**REQUIRED ACTION:** Every entry that follows is to be duplicated exactly.

**ENTRIES PROVIDED:**
········

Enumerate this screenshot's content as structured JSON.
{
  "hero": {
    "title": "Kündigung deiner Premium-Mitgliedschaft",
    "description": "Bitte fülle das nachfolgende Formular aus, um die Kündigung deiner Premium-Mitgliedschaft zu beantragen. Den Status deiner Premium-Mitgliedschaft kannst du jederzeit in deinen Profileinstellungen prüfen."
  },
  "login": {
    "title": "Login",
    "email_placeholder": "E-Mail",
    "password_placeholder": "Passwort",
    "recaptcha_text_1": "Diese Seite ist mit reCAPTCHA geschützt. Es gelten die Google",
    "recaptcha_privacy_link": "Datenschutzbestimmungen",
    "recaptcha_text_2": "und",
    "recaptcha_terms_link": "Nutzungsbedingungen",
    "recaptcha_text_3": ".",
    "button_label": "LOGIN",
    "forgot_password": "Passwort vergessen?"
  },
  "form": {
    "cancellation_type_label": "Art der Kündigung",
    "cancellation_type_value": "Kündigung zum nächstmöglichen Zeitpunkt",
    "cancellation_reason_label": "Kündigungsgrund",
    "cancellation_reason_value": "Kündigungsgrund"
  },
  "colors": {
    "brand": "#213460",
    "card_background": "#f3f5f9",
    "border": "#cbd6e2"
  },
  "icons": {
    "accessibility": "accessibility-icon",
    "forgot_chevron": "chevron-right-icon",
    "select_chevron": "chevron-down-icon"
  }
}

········

**RESPONSE FOR THIS EXERCISE:**
Enumerate this screenshot's content as structured JSON.
{
  "hero": {
    "title": "Kündigung deiner Premium-Mitgliedschaft",
    "description": "Bitte fülle das nachfolgende Formular aus, um die Kündigung deiner Premium-Mitgliedschaft zu beantragen. Den Status deiner Premium-Mitgliedschaft kannst du jederzeit in deinen Profileinstellungen prüfen."
  },
  "login": {
    "title": "Login",
    "email_placeholder": "E-Mail",
    "password_placeholder": "Passwort",
    "recaptcha_text_1": "Diese Seite ist mit reCAPTCHA geschützt. Es gelten die Google",
    "recaptcha_privacy_link": "Datenschutzbestimmungen",
    "recaptcha_text_2": "und",
    "recaptcha_terms_link": "Nutzungsbedingungen",
    "recaptcha_text_3": ".",
    "button_label": "LOGIN",
    "forgot_password": "Passwort vergessen?"
  },
  "form": {
    "cancellation_type_label": "Art der Kündigung",
    "cancellation_type_value": "Kündigung zum nächstmöglichen Zeitpunkt",
    "cancellation_reason_label": "Kündigungsgrund",
    "cancellation_reason_value": "Kündigungsgrund"
  },
  "colors": {
    "brand": "#213460",
    "card_background": "#f3f5f9",
    "border": "#cbd6e2"
  },
  "icons": {
    "accessibility": "accessibility-icon",
    "forgot_chevron": "chevron-right-icon",
    "select_chevron": "chevron-down-icon"
  }
}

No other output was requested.